Brand-name filling stations vs. convenience store outlets...
I own a two year old car. My friends have always told me that it's better to fill up new cars from brand-name filling stations. They say I should avoid convenience store outlets. Any truth to this?
RAY: Good question, David. The answer is yes and no. Most gas starts out the same. In fact, much of it comes from the same gasoline terminals. But by the time you put it in your car, it may be quite different. There are a number of things that can account for the differences.
TOM: The first is water. But not in the way you think. We've noticed there's a widespread fear of "watered down gas." Well, for the record, water and gas don't mix, so it's almost impossible for an unscrupulous gas station owner to stretch his profits by adding substantial amounts of water to the gas.
RAY: Water CAN get into the gas, however, in the form of condensation in the gas tanks. That tends to happen when the tanks are less-than-full for a long period of time. That's not an argument for or against convenience store gas, but it is an argument for buying gas where a lot of gas is sold. If a station's tanks are refilled frequently, condensation is less likely to build up.
TOM: The same argument applies because gasoline is also changed seasonally. It's blended differently in the summer than it is in the winter. In the summer, for example, gasoline suppliers decrease the volatility so that cars don't vapor lock. So if you're buying gas from Fred and Ethyl's Charm School, Deli, and Gas Station--a place that sells more gallons of milk than gasoline--you may be using gas that's out of season. Again, it's not that Fred and Ethyl started with inferior gas, it's just that it may be old gas by the time you get it.
RAY: Then there's the issue of octane. It's important to buy gasoline with the octane rating recommended for your car's engine. Lower octane can cause pinging, higher octane is a waste of money. Even though most states test for octane accuracy, it IS possible for an unscrupulous gas station owner to sell gas which actually has a lower octane than the rating on the pump.
TOM: Again, the fact that this practice has been known to happen doesn't necessarily favor brand name gas over convenience store gas. Since many filling stations are independently owned and operated, you could get tucked at a brand name station just as easily as at Fred and Ethyls.
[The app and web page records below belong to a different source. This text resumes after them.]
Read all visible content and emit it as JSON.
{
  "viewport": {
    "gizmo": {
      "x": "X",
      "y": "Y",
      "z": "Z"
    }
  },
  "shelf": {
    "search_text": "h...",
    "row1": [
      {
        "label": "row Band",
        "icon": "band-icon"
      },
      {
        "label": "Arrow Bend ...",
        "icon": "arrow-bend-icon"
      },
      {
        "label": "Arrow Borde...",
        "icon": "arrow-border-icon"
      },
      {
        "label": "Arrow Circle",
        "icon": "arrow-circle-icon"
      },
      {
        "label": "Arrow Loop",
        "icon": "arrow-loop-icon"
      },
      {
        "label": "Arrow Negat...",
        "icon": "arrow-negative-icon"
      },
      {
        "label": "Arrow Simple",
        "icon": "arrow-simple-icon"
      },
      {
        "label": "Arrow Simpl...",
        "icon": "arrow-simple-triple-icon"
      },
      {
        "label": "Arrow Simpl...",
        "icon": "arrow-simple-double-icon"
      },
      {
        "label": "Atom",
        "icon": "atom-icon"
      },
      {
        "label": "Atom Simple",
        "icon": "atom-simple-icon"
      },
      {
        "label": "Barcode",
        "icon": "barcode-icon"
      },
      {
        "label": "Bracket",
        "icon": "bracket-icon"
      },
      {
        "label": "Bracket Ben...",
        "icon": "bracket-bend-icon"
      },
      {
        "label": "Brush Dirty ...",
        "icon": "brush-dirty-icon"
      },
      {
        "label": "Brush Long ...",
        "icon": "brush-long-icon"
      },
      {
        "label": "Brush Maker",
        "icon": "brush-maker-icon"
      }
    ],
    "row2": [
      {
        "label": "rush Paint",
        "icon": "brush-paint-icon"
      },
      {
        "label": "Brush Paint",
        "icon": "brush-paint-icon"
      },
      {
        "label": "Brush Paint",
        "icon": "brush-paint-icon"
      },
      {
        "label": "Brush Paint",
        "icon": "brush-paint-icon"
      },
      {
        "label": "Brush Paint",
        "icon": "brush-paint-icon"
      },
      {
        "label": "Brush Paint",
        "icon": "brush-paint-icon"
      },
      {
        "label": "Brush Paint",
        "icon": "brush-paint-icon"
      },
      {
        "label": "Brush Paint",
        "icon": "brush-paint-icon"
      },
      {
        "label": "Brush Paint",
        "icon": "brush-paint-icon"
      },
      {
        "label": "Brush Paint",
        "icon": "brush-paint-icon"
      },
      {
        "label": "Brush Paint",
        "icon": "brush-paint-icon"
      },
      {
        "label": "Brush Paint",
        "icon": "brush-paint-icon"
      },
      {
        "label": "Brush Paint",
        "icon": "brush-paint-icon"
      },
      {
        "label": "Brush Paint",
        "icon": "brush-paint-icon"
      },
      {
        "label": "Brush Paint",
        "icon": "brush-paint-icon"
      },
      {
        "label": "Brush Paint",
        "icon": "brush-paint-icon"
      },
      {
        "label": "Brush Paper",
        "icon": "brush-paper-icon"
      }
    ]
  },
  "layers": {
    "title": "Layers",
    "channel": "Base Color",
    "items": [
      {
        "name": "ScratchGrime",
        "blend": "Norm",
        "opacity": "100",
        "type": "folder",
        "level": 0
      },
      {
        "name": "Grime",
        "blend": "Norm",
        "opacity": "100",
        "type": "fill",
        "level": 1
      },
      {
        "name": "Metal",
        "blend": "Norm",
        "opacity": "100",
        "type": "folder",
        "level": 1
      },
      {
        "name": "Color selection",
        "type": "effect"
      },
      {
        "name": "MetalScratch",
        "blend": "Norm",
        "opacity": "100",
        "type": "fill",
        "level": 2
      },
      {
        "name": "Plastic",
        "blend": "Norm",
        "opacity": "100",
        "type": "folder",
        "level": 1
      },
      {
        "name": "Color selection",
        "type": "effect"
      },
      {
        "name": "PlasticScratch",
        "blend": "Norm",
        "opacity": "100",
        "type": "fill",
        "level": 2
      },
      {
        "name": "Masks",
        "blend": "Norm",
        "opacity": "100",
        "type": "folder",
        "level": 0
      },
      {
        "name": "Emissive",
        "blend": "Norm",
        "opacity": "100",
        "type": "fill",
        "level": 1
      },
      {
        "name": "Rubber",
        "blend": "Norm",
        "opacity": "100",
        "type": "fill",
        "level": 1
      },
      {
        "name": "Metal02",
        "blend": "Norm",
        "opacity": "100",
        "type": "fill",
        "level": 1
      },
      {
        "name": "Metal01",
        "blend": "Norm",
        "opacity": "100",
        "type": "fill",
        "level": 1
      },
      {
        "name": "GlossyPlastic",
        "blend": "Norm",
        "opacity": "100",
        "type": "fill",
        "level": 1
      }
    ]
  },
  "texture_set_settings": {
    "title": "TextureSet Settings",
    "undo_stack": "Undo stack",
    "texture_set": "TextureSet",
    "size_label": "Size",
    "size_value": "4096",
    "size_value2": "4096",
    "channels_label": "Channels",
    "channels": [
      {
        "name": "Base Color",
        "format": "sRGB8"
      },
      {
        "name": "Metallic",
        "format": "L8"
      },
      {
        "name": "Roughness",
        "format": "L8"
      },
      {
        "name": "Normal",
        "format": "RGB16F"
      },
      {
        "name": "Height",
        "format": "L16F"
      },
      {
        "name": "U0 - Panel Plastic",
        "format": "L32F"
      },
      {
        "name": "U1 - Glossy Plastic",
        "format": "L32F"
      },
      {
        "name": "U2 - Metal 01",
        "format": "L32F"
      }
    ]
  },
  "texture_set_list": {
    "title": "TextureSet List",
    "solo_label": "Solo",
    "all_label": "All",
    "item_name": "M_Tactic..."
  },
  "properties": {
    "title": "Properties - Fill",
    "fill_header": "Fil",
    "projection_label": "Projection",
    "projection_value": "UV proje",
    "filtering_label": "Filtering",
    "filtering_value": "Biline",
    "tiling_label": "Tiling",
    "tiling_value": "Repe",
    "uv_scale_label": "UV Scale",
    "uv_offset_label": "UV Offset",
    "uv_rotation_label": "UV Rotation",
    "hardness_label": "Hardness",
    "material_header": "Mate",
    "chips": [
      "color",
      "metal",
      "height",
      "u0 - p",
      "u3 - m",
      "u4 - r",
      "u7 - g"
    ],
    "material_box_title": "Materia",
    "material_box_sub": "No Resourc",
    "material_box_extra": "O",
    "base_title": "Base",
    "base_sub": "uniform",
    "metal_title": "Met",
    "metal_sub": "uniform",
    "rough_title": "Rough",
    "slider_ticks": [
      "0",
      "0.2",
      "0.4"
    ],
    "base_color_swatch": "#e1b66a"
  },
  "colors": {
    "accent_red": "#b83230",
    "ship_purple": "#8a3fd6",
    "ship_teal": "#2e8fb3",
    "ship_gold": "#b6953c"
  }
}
RAY: The area in which brand name stations do appear to have a real advantage (leaving aside the issue of bathroom cleanliness) is in detergents and additives. While Fred and Ethyl may get their gas from the same terminal, most of the brand name gasolines blend in good quality detergents as they fill their trucks. Detergents help keep fuel injectors clean, and some detergents apparently are better than others.
TOM: The definitive study of detergents was conducted by BMW. Gasolines that got the highest ratings in their study were Amoco, Chevron, Exxon, Marathon, Mobil, Texaco, and Unocal. I guess Fred and Ethyl's must have just missed making the list.
RAY: So to answer your question, David, our advice would be three-fold. First, if you drive a fuel injected car, buy a high detergent gasoline. Second, make sure you buy a gasoline with the octane rating recommended in your owner's manual--no higher and no lower. And third, buy your gas where a lot of other get people theirs. Even it we're wrong about that, a least you'll have a chance to get some reading done while you're waiting on line.